**What is needed:**
Take from the records below each line that holds "value".

**Supplied entries:**

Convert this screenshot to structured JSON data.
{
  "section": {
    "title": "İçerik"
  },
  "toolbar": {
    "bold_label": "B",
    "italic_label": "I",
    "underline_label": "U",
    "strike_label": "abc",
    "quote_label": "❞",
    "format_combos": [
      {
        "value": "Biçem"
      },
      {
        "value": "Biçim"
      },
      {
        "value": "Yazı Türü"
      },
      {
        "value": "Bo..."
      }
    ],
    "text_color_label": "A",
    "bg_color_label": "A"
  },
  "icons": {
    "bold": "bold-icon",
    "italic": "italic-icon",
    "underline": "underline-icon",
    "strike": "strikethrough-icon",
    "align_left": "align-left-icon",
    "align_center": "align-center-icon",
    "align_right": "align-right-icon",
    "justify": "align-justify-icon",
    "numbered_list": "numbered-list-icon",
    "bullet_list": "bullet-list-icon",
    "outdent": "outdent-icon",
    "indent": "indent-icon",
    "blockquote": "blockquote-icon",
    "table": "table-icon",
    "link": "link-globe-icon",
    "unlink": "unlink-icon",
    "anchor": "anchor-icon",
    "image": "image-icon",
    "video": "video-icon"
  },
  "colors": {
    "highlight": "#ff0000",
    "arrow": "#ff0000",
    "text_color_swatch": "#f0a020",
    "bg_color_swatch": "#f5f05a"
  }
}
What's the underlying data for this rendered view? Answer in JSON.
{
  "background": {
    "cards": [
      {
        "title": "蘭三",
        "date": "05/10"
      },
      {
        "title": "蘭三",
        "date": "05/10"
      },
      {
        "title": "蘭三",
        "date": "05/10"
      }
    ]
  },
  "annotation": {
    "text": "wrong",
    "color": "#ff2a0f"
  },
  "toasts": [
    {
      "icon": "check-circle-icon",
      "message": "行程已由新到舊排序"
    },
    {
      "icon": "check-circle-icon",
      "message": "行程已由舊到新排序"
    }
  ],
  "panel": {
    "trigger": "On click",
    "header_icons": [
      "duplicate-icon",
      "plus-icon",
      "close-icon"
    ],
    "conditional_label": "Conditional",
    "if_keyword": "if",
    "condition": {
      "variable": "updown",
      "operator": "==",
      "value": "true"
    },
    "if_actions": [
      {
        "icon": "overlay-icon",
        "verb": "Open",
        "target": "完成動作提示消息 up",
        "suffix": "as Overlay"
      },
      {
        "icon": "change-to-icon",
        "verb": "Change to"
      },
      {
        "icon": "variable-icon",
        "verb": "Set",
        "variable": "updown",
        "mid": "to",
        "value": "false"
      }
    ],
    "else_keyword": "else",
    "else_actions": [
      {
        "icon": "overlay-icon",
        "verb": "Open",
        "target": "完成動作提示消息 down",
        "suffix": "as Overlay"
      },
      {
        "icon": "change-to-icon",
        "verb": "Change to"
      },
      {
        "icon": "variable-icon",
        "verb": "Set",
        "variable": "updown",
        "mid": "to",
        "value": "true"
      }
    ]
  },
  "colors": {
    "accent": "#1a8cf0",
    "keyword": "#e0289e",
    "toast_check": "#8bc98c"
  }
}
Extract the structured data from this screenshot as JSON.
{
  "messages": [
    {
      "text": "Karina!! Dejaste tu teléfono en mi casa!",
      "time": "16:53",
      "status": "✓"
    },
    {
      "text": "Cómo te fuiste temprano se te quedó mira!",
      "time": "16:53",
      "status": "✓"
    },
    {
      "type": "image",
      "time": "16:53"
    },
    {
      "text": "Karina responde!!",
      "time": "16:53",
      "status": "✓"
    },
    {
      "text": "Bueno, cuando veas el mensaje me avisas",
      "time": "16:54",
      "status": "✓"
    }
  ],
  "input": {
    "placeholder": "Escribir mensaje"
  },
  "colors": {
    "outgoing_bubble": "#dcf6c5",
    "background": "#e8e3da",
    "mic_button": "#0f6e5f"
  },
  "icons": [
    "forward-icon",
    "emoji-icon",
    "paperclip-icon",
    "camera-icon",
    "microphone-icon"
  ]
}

**Solution below:**
        "value": "Biçem"
        "value": "Biçim"
        "value": "Yazı Türü"
        "value": "Bo..."
      "value": "true"
        "value": "false"
        "value": "true"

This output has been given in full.